Friday, February 21, 2014

Shoe Removal in Christian Churches

Russian Orthodox Church in Phuket, Thailand

For the most part, Christian churches do not practice removing shoes in places of worship as they do in Islam, Hinduism, Sikhism or Buddhism. In the west, it is not the custom for Christians to remove their shoes in churches (though Roman Catholics go barefoot at some shrines and have historically gone barefoot as a penance). Some of the non-Chalcedonian Orthodox churches, the Ethiopians and Copts remove shoes in their churches.

As Christianity has spread to Asia, many churches founded in Asian countries have followed the local custom of removing shoes, whether out of habit, reverance or simple practicality. This crosses denominational lines; when I went to Japan, I visited a Roman Catholic, an Anglican, a mainstream Protestant church and several Evangelical Protestant churches. Removing shoes was required in all of them.

I was recently reading about Eastern Orthodox missions in Asia. It seems that Russian and Greek Orthodox churches in Asia tend to adopt removing shoes in those countries. I suppose that rather fits with the strong sense of reverence in Eastern Orthodox worship.

Sunday, February 09, 2014

The Current British Norm

Now this is entirely based on my own experiences, informed also by what I have read online. Other people living in the UK may see things differently. I have lived in several different parts of the UK, but I haven't lived everywhere.

The UK is not like Sweden, where everybody removes their shoes in homes. However, it is also not like Spain, where removing shoes in homes is seen as unusual.

I would say that the majority of people in the UK do not wear shoes in their own homes 90% of the time. They may not have a rule, they may sometimes keep their shoes on, but most of the time they take their shoes off in their own homes. They also generally require their children and friends of their children to remove their shoes. This may not be enforced strictly, but this is still an expectation.
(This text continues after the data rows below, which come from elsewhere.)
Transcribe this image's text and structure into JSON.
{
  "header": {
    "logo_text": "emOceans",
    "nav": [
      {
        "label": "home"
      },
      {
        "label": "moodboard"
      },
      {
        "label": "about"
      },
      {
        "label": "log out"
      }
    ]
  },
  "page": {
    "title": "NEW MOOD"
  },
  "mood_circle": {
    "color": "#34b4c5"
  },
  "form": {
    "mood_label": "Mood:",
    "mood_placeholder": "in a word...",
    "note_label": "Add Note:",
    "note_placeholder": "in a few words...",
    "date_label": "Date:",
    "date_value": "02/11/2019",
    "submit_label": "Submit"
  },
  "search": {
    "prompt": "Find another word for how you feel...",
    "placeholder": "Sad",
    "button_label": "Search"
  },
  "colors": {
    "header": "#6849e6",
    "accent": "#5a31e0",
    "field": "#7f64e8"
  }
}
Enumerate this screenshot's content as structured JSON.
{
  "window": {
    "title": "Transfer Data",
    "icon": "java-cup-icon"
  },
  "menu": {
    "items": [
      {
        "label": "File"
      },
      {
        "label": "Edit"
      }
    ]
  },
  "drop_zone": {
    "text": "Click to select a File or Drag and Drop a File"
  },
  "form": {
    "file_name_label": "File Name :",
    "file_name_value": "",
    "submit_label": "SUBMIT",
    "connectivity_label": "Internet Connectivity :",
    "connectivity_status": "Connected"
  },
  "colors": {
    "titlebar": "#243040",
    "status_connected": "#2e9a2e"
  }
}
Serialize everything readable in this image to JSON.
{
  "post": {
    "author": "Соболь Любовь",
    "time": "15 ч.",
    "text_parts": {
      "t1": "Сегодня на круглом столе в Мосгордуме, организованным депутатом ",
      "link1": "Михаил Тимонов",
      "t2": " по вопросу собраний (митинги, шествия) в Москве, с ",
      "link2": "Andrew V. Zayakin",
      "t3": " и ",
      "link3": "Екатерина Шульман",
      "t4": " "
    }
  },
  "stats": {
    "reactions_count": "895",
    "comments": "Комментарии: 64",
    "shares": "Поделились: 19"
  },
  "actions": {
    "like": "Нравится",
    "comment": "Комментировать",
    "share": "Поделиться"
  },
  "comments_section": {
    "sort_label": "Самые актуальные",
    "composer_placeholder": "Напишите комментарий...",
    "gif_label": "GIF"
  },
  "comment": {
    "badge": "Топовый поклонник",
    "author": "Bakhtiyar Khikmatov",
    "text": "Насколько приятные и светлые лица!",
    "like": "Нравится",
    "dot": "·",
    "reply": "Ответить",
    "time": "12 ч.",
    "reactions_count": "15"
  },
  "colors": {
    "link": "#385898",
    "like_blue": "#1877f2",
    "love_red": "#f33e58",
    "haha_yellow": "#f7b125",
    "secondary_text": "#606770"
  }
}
Most households will not ask visitors to remove their shoes. However, more often than not, visitors will remove their shoes or at least offer to remove their shoes. This often leads to absurd conversations like this:

Guest: Shall I take my shoes off?

Host: You really don't have to.

(Guest notices shoes by the door)

Guest: I probably ought to.

Host: No, you can keep them on. It's really not a problem.

Guest: I'll take them off anyway.

Host: Thanks, that's nice of you. (It's what she wanted anyway)

Guests are less likely to remove their shoes at parties when they are dressed up, but they might still offer. They are also a little more likely to remove their shoes in winter, though shoe removal in summer is still common.

I would argue on this basis that it is perfectly fine to insist on shoes off as a rule. If you ask your guests to remove your shoes, you are simply asking them to do what most people do most of the time anyway.

Friday, February 07, 2014

Group Conformity

A couple of weeks ago, I joined a newly formed mid-week Bible study group. I had visited the home of the leaders many times. They don't have a shoes-off rule, but most people visiting them tend to take their shoes off.

The first week we met as a group, everybody took their shoes off except one lady who kept her boots on. The next week everybody removed their shoes except her. However, half-way through the meeting she decided to take her shoes off and put them by the door. Although the hosts said it was unnecessary, she must have felt an overwhelming psychological pressure to conform to what everybody else was doing.